= Beginning of Section =
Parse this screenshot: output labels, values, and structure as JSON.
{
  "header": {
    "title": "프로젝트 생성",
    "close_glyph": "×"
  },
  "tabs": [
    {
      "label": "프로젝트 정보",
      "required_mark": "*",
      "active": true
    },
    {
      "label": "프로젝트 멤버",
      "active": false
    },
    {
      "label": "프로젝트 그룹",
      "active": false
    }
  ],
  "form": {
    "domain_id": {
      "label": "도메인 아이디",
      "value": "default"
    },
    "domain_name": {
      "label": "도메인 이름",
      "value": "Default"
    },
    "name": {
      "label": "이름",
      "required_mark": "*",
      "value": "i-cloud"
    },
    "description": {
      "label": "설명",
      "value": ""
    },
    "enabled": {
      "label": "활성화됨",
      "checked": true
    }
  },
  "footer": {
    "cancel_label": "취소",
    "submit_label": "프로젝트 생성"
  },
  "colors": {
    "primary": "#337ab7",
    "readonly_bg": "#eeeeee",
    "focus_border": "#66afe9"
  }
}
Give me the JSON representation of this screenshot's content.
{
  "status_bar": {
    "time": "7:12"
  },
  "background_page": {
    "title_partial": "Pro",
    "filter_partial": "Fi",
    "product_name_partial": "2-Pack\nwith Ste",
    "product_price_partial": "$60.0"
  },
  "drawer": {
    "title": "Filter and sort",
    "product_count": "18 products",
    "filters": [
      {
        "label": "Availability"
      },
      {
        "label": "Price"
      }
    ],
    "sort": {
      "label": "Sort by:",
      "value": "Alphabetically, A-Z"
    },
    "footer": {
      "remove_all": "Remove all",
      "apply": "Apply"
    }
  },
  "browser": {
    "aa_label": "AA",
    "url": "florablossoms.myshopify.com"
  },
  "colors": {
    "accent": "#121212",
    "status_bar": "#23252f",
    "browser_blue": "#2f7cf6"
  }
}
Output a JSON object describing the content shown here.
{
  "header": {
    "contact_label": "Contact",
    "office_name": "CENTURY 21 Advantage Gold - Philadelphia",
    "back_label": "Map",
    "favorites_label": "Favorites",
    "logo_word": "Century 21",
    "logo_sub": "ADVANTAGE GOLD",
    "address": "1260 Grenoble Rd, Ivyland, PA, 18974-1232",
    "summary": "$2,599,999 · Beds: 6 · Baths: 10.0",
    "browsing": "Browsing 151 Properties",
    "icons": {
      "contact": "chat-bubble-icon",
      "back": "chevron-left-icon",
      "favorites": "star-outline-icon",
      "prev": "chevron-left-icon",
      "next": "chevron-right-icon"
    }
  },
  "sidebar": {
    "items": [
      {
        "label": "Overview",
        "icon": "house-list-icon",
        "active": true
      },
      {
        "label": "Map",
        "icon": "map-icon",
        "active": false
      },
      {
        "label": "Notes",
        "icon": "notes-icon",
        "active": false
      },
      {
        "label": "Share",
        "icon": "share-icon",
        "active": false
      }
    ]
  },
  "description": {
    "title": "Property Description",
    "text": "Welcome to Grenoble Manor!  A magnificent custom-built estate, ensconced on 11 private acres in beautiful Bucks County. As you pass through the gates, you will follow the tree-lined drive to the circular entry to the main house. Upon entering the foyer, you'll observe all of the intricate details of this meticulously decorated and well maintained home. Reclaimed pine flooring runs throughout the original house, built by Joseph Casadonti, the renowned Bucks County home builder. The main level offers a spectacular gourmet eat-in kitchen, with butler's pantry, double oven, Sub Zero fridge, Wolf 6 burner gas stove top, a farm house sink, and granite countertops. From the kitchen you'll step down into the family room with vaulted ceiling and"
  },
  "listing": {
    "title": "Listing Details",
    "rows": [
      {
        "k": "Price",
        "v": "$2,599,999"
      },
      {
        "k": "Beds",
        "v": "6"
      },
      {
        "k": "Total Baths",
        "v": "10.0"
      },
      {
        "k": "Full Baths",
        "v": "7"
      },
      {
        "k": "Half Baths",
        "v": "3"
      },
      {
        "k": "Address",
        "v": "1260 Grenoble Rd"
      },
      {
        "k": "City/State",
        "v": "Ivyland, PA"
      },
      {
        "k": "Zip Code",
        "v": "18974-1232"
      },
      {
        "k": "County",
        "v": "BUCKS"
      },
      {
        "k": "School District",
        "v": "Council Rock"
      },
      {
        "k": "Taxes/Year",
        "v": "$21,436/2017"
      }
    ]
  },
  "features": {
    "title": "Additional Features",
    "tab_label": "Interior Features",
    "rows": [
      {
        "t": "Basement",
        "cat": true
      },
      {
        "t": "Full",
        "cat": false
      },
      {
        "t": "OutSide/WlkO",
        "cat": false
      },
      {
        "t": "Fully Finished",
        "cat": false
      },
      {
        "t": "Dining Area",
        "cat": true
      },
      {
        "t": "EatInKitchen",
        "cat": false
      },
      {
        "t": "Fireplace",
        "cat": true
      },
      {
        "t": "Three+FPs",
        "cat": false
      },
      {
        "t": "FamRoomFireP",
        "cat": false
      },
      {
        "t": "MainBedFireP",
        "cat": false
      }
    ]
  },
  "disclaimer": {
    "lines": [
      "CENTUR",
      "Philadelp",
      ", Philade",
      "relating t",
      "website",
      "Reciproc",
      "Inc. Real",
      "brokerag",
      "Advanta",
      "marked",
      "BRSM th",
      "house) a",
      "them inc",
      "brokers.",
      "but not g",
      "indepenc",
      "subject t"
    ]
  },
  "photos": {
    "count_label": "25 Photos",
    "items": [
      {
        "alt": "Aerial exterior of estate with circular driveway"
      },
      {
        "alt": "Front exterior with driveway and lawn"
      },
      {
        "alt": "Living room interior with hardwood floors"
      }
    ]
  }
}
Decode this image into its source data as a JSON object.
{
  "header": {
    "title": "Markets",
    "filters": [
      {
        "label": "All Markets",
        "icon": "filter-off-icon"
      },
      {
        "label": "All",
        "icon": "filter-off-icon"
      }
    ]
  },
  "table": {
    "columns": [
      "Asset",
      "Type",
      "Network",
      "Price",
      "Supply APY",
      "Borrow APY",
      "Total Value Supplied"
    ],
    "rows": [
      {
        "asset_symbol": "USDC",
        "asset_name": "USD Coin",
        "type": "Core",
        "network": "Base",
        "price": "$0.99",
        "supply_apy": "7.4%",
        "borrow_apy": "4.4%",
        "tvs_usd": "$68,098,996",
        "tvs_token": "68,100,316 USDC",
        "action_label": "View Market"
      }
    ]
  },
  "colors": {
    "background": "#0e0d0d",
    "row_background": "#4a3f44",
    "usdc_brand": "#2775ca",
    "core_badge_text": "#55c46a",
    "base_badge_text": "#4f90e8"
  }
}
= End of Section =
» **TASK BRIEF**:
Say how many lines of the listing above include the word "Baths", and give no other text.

» **RESPONSE AREA**:
4